START Records to process
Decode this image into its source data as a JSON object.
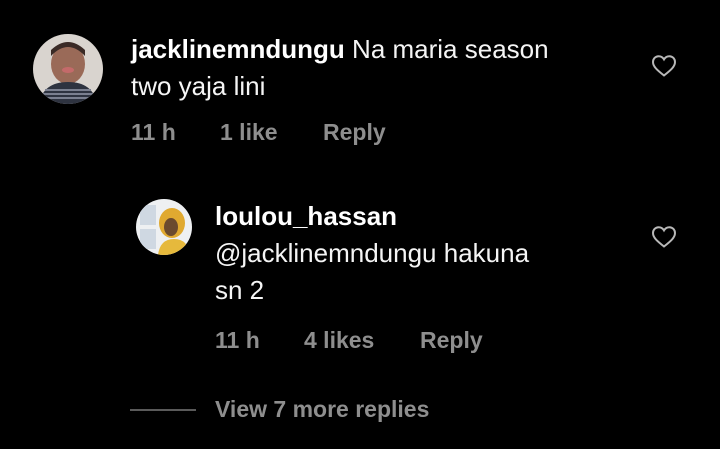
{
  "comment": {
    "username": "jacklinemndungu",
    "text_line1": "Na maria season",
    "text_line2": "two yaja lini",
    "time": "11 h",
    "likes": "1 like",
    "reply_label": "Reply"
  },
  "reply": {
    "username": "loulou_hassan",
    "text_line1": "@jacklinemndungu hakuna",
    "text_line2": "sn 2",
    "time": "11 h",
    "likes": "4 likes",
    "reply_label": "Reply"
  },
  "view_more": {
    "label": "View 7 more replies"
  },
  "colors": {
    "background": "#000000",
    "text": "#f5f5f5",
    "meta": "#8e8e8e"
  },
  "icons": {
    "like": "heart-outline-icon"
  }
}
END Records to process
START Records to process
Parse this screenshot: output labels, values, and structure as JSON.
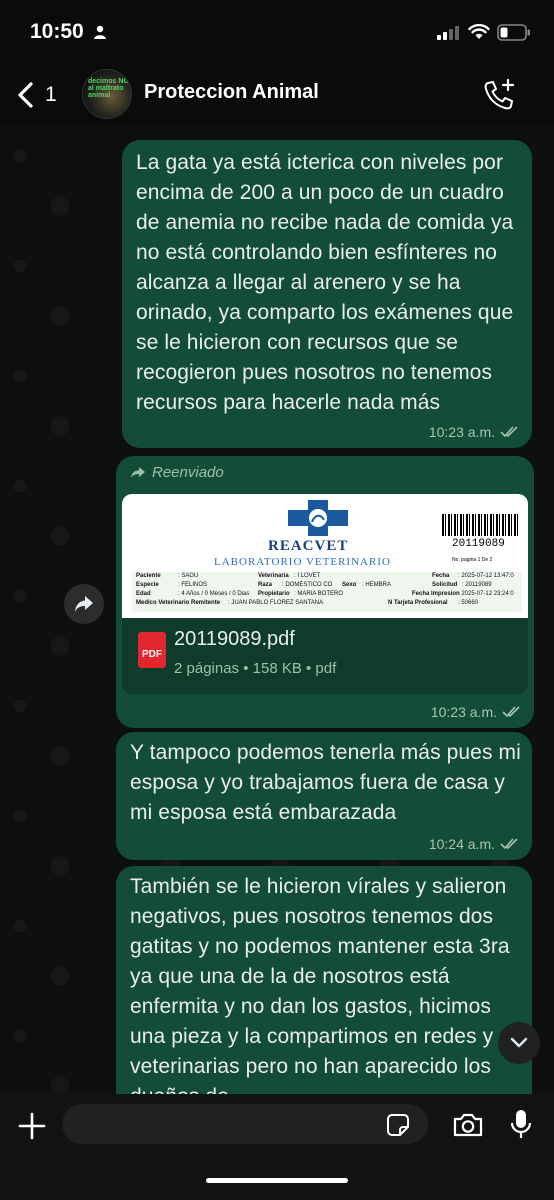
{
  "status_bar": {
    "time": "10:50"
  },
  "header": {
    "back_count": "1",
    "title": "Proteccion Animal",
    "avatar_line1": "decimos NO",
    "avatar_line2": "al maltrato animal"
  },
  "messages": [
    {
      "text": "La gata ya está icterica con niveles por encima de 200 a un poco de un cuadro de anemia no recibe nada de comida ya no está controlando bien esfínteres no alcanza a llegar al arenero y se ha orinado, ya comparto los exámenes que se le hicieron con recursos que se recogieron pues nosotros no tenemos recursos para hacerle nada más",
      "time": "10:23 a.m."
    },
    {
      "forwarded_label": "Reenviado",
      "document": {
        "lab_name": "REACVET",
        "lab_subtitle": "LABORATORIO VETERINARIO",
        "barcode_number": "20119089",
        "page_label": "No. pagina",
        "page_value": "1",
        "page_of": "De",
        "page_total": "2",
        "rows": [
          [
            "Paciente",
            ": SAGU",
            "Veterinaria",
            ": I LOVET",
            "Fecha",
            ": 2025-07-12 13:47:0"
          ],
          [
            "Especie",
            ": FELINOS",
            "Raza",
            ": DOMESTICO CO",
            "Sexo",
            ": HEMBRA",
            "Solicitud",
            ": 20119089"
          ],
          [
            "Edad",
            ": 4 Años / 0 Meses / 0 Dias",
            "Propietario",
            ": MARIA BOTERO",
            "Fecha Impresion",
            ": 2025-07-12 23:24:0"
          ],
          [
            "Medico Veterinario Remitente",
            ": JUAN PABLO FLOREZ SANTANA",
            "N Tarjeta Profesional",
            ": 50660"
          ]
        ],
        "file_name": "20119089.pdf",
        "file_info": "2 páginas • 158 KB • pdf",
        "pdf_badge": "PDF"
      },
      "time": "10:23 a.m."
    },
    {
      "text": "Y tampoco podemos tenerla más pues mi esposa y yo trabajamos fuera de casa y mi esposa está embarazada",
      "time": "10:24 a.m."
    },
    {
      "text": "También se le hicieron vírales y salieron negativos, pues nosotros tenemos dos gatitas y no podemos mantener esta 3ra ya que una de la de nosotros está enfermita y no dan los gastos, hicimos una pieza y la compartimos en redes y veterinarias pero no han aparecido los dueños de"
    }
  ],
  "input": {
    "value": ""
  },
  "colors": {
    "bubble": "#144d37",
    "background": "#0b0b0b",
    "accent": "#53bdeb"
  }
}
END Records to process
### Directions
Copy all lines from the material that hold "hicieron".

### Your response
      "text": "La gata ya está icterica con niveles por encima de 200 a un poco de un cuadro de anemia no recibe nada de comida ya no está controlando bien esfínteres no alcanza a llegar al arenero y se ha orinado, ya comparto los exámenes que se le hicieron con recursos que se recogieron pues nosotros no tenemos recursos para hacerle nada más",
      "text": "También se le hicieron vírales y salieron negativos, pues nosotros tenemos dos gatitas y no podemos mantener esta 3ra ya que una de la de nosotros está enfermita y no dan los gastos, hicimos una pieza y la compartimos en redes y veterinarias pero no han aparecido los dueños de"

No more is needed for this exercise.